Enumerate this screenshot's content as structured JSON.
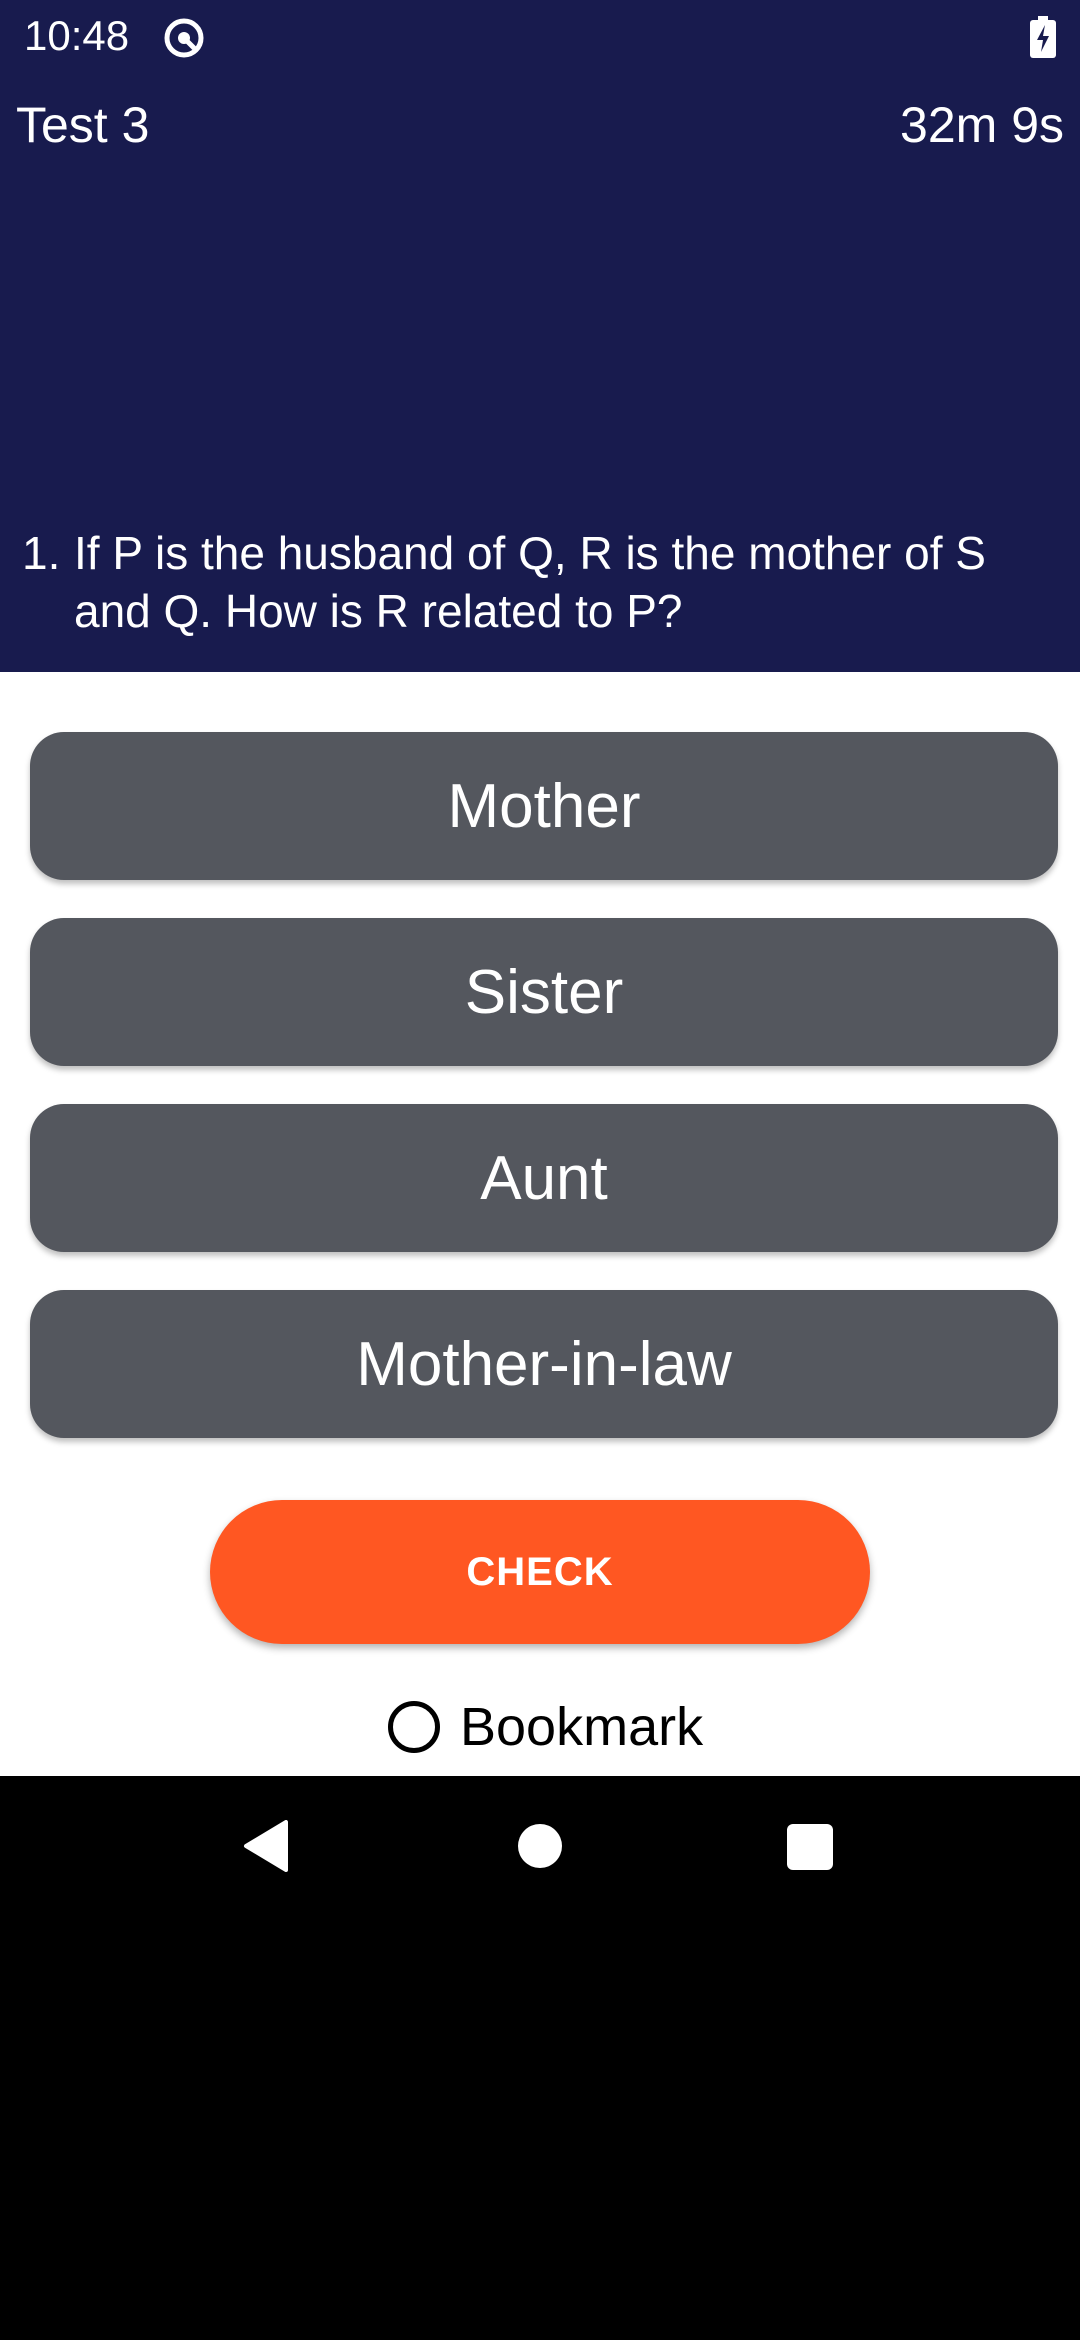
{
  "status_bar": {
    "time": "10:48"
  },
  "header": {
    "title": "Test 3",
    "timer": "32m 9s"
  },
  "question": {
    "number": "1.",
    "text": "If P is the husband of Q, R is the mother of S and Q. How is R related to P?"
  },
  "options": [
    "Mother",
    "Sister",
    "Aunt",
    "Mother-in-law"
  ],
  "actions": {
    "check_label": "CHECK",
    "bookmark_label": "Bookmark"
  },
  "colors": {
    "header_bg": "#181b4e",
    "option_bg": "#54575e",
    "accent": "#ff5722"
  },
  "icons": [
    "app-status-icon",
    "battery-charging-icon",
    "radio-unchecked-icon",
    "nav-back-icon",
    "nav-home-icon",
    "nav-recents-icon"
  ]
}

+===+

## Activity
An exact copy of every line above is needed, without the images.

## Solution to the exercise
Enumerate this screenshot's content as structured JSON.
{
  "status_bar": {
    "time": "10:48"
  },
  "header": {
    "title": "Test 3",
    "timer": "32m 9s"
  },
  "question": {
    "number": "1.",
    "text": "If P is the husband of Q, R is the mother of S and Q. How is R related to P?"
  },
  "options": [
    "Mother",
    "Sister",
    "Aunt",
    "Mother-in-law"
  ],
  "actions": {
    "check_label": "CHECK",
    "bookmark_label": "Bookmark"
  },
  "colors": {
    "header_bg": "#181b4e",
    "option_bg": "#54575e",
    "accent": "#ff5722"
  },
  "icons": [
    "app-status-icon",
    "battery-charging-icon",
    "radio-unchecked-icon",
    "nav-back-icon",
    "nav-home-icon",
    "nav-recents-icon"
  ]
}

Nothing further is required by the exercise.